And now I am trying too hard, thinking too much. I am looking at my writing as though I must come up with the perfect kernel, the perfect idea, and then develop it perfectly. But instead of actually doing this, I stare at the blinking cursor, seemingly without the capacity to translate thought to page. In the past I have circumvented this by writing everything longhand, which helps some, but not as much as it used to. I need get back to simply writing. Let the thoughts flow onto the page just to get the thoughts out. If they are not out, I cannot play with them.

I do not want to give the impression that I have learned nothing, or that this thinking is entirely bad. My writing certainly has gotten tighter, more precise and denser, but is not necessarily better.

Where there is a will, there is a way, and I need to find a way to merge the free-flowing imitation with methodical thought before it is too late.


P.S. I once told a professor that I was having real issues. I liked my topic, but I was hitting wall after wall, throwing myself into them until the walls cracked or I fell around them and stumbled into the next. That was almost five years ago, so I suppose this is not exactly a new phenomenon.

Midnight Musings: Writing Issues

When I started writing this, it was 00:13.

I am generally tired. I am generally sore. I generally have other emotional issues that weigh on my mind. But these are not new issues for me. This semester has been harder, though. Each one seems to be.

Most of this semester has been translation, which I have more or less kept on top of. I certainly have issues when it comes to translating that can only be solved through practice, and practice is what I am doing. Some days are better than others, but I do at least a little bit each one.

No, the larger issue at hand is writing. I have a two-page response paper due each week, plus a fifteen page historiographical paper, and a ten page Latin paper, and a rewrite of my term paper from last semester as a conference paper. These make up a decent, but not an exceptional writing load this term. Once I add in my person obsession towards starting my thesis and a few other things, the load becomes heavier, but still very doable. The problem is that I have not been able to write.

The only thing I have been able to write with any consistency has been my personal journal, and even then it seems that half my entries begin with ‘and now I don’t know what to say…’ Basically I have had semester-long writer’s block.

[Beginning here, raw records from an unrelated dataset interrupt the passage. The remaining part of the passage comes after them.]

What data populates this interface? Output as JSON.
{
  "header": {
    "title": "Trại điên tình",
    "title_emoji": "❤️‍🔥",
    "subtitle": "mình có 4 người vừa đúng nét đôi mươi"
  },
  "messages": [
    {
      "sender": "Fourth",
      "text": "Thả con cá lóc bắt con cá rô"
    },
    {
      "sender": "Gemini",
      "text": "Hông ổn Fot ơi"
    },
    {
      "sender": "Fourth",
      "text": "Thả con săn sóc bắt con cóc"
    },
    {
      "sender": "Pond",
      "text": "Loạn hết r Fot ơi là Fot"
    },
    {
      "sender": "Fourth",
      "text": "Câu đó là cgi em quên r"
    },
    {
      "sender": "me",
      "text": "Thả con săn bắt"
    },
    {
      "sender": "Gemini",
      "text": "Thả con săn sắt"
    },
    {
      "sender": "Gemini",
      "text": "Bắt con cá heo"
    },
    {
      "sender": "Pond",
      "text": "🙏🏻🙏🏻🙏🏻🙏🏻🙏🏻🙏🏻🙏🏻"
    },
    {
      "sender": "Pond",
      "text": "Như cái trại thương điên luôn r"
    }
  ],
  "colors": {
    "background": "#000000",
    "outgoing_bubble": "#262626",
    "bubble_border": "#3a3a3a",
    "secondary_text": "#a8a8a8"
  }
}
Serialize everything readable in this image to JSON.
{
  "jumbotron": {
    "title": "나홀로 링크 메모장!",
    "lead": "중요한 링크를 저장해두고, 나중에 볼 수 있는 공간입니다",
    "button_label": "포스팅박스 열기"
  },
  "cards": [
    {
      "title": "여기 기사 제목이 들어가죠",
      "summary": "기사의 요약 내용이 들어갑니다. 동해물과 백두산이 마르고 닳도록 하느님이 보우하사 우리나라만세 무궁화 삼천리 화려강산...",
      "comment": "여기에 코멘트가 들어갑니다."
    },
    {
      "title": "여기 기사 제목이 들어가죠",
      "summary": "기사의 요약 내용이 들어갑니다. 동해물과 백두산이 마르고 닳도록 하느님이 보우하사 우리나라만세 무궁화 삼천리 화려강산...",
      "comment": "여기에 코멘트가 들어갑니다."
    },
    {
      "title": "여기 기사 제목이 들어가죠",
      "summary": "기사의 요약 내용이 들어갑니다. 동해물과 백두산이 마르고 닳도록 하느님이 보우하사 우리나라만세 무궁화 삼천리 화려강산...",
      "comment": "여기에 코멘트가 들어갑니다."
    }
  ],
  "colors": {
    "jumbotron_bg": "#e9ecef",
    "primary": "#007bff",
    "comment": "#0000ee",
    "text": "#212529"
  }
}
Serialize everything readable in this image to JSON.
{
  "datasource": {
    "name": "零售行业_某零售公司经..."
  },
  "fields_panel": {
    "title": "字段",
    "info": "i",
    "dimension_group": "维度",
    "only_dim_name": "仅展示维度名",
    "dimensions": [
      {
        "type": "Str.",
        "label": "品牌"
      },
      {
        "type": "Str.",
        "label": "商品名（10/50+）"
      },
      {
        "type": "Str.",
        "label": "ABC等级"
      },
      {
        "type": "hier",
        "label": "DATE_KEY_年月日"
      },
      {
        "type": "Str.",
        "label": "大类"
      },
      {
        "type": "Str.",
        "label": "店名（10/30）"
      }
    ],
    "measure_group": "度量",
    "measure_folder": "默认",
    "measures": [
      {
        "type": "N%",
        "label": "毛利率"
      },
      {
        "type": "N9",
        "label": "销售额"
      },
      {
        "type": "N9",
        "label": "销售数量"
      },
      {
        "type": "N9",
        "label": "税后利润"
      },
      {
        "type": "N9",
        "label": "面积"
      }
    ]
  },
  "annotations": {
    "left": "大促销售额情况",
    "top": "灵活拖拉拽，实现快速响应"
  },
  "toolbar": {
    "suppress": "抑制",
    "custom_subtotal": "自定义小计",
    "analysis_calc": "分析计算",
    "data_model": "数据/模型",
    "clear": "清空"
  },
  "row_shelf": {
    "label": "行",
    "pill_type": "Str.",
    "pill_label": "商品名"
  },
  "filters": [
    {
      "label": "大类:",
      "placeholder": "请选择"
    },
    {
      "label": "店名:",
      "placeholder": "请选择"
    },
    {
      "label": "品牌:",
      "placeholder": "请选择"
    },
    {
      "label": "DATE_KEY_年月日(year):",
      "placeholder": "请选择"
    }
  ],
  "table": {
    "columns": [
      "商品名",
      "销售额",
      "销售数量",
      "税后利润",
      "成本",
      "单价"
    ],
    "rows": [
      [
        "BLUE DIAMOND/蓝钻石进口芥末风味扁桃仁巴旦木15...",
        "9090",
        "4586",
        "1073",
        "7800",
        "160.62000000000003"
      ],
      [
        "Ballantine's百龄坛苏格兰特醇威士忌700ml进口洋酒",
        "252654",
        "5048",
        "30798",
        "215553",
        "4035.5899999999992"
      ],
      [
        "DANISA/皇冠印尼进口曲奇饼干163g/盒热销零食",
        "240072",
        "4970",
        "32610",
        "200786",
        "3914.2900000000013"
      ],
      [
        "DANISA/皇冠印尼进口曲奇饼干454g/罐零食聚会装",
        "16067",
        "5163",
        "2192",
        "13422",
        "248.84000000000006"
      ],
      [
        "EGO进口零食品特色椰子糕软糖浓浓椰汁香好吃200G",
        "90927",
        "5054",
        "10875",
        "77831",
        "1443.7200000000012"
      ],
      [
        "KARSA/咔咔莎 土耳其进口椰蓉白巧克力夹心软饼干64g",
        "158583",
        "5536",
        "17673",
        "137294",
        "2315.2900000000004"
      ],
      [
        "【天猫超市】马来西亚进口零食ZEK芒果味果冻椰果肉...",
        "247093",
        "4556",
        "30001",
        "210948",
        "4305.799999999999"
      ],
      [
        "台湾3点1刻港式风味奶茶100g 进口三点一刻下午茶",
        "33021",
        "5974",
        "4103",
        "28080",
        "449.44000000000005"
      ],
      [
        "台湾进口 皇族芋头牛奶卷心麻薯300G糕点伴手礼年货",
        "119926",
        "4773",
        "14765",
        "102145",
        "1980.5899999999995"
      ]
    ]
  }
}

It may seem ironic, but I really do not know what else to say about this. And it is kind of a problem.